One thing I realized, when I instantly went into anxiety mode over something that upset my child, or when she was sick, is that when I went into that mode I was focusing on myself, not really focusing on my daughter's needs. My anxiety and physical panic manifestations were because I was subconsciously prepping myself for something bad... fight or flight if you will. One day, out the blue, I realized that as a parent my most important job was to raise my child to the best of my ability. So when a situation cropped up, I really concentrated on what my daughter's needs were at that time. Does she need advice or just a sounding board? Would it be helpful if I offered to help her brainstorm some possible solutions? Does she need to to just lay in my arms until she feels better? I tried to really focus on her body language, actions, emotions etc so I could get the best idea on how to help her through her situation. If an anxious thought entered my head I would acknowledge it as if answering the front door and telling a salesman that it was not a good time to visit, I was busy, and could they come back later?

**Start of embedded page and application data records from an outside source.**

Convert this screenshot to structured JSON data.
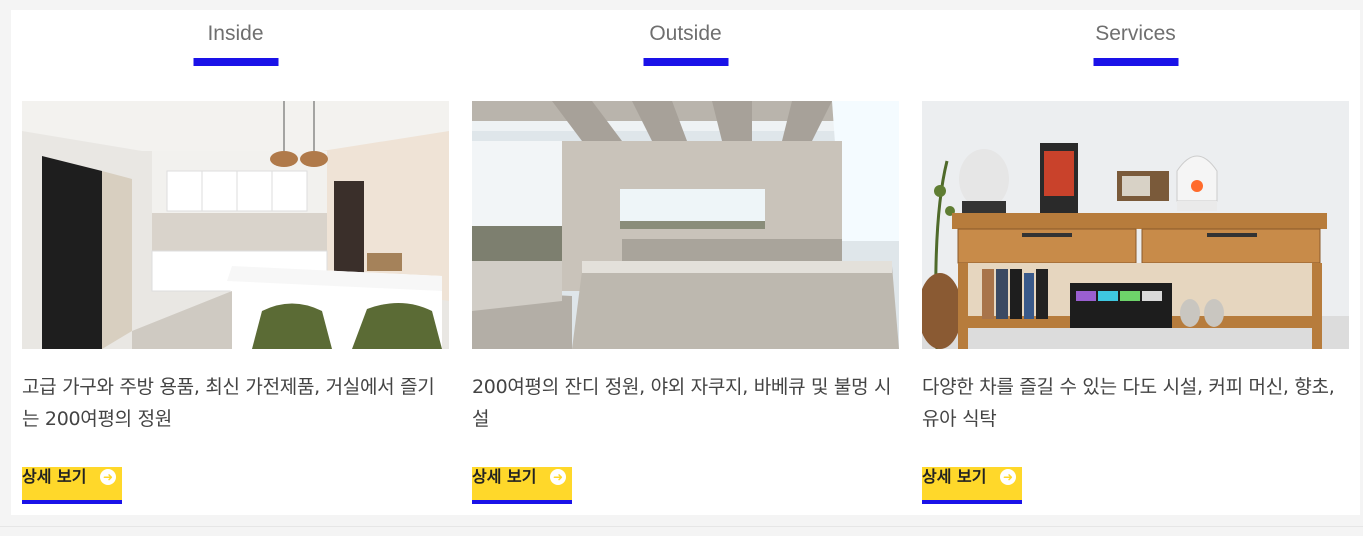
{
  "cards": [
    {
      "tab_label": "Inside",
      "description": "고급 가구와 주방 용품,  최신 가전제품, 거실에서 즐기는 200여평의 정원",
      "button_label": "상세 보기",
      "image_subject": "interior-kitchen"
    },
    {
      "tab_label": "Outside",
      "description": "200여평의 잔디 정원, 야외 자쿠지, 바베큐  및 불멍 시설",
      "button_label": "상세 보기",
      "image_subject": "outdoor-jacuzzi"
    },
    {
      "tab_label": "Services",
      "description": "다양한 차를 즐길 수 있는 다도 시설, 커피 머신, 향초, 유아 식탁",
      "button_label": "상세 보기",
      "image_subject": "tea-station"
    }
  ],
  "colors": {
    "accent": "#1a12e8",
    "button": "#ffd82a",
    "tab_text": "#6f6f6f",
    "body_text": "#444444"
  },
  "icons": {
    "button_icon": "arrow-right-circle-icon"
  }
}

I found that when I put all my conscious effort into giving my daughter the best coaching I could, I was too absorbed in helping her to be displaying signs of anxiety. Then later, when I was alone, I would allow my anxious feelings and worries to be heard. I would mentally trot them out... "What if my daughter dies", "What if she develops poor self esteem", "What if..." And I would remind myself of rational answers for the worries. "She may die, and I would be devastated. But I would slowly go on living and never forget her", "If I see that she is developing a poor self image I will seek professional help for her", etc etc.
I can't say that my anxiety is any less, and I still worry. But most important, it does not have the power over me that it once did. When I get the pounding heart, breathlessness and lightheadedness I remember that it is only a biological response to an overactive mind. I try to observe it as a scientist would, just observing its effects on my body until the wave slowly passes (and it ALWAYS passes). Doing this keeps me from being "sucked into the vortex" of anxiety.
I am guessing that when the Buddha talked about non-attachment for lay people, he didn't mean that we shouldn't love our children. More that we should not grasp at our love for our children.